Politics, in large part, is about storytelling. The art of it boils down to what stories you tell, how you tell them and if they spread. Let's focus on the latter.
In the past, I've watched with interest our municipal election unfold. To my surprise, none of the candidates (mayoral and ward councilors) used any type of social networking. One did toward the end of the race and the local newspaper wrote a story, not about the politics of the candidate, but that he posted a video to YouTube. He achieved some short-term publicity but his message of the day, part of the story he needed to tell to get votes, went unheard.
More recently, the same politician contacted me for advice on how to "market his campaign" given campaign time was drawing near. I told him "he was a marketer" and he needed to maximize all the ways in which his story could spread to potential voters (citing this example as one of the best I've seen.)

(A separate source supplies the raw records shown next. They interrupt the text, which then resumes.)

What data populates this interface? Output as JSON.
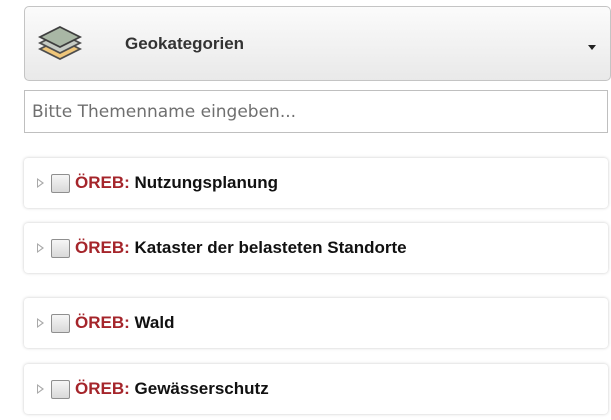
{
  "dropdown": {
    "label": "Geokategorien",
    "icon": "layers-icon"
  },
  "search": {
    "placeholder": "Bitte Themenname eingeben..."
  },
  "topics": [
    {
      "prefix": "ÖREB:",
      "name": "Nutzungsplanung"
    },
    {
      "prefix": "ÖREB:",
      "name": "Kataster der belasteten Standorte"
    },
    {
      "prefix": "ÖREB:",
      "name": "Wald"
    },
    {
      "prefix": "ÖREB:",
      "name": "Gewässerschutz"
    }
  ],
  "colors": {
    "prefix": "#a5252b",
    "layer_top": "#a9b7a5",
    "layer_bottom": "#efc67a"
  }
}
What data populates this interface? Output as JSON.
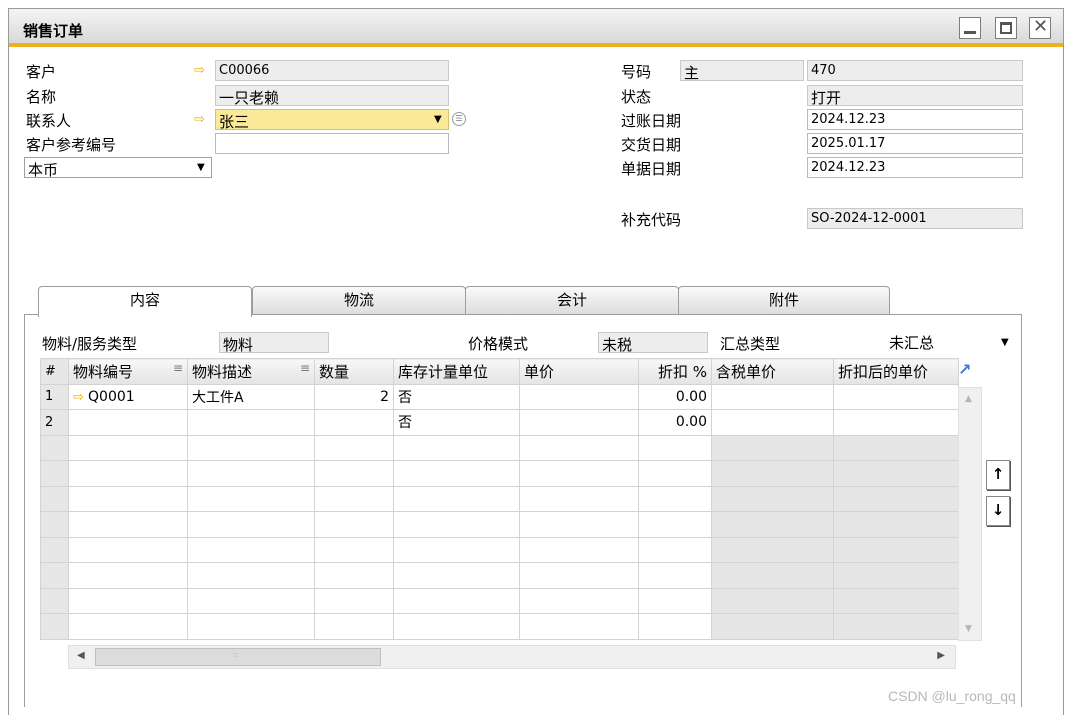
{
  "window": {
    "title": "销售订单"
  },
  "header_left": {
    "customer_label": "客户",
    "customer_value": "C00066",
    "name_label": "名称",
    "name_value": "一只老赖",
    "contact_label": "联系人",
    "contact_value": "张三",
    "ref_label": "客户参考编号",
    "ref_value": "",
    "currency_value": "本币"
  },
  "header_right": {
    "number_label": "号码",
    "series_value": "主",
    "number_value": "470",
    "status_label": "状态",
    "status_value": "打开",
    "posting_date_label": "过账日期",
    "posting_date_value": "2024.12.23",
    "delivery_date_label": "交货日期",
    "delivery_date_value": "2025.01.17",
    "doc_date_label": "单据日期",
    "doc_date_value": "2024.12.23",
    "extra_code_label": "补充代码",
    "extra_code_value": "SO-2024-12-0001"
  },
  "tabs": [
    "内容",
    "物流",
    "会计",
    "附件"
  ],
  "content": {
    "item_type_label": "物料/服务类型",
    "item_type_value": "物料",
    "price_mode_label": "价格模式",
    "price_mode_value": "未税",
    "summary_type_label": "汇总类型",
    "summary_type_value": "未汇总"
  },
  "grid": {
    "headers": [
      "#",
      "物料编号",
      "物料描述",
      "数量",
      "库存计量单位",
      "单价",
      "折扣 %",
      "含税单价",
      "折扣后的单价"
    ],
    "rows": [
      {
        "n": "1",
        "item": "Q0001",
        "desc": "大工件A",
        "qty": "2",
        "uom": "否",
        "price": "",
        "disc": "0.00",
        "gross": "",
        "after": ""
      },
      {
        "n": "2",
        "item": "",
        "desc": "",
        "qty": "",
        "uom": "否",
        "price": "",
        "disc": "0.00",
        "gross": "",
        "after": ""
      }
    ]
  },
  "watermark": "CSDN @lu_rong_qq"
}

Politicians need to give voters a reason to talk about them. Thoughtful reasons, honest reasons and reasons that are worth spreading to other voters. The best thing that can happen to my advice-seeking political colleague is to hope none of the other candidates realize they're marketers until after the election.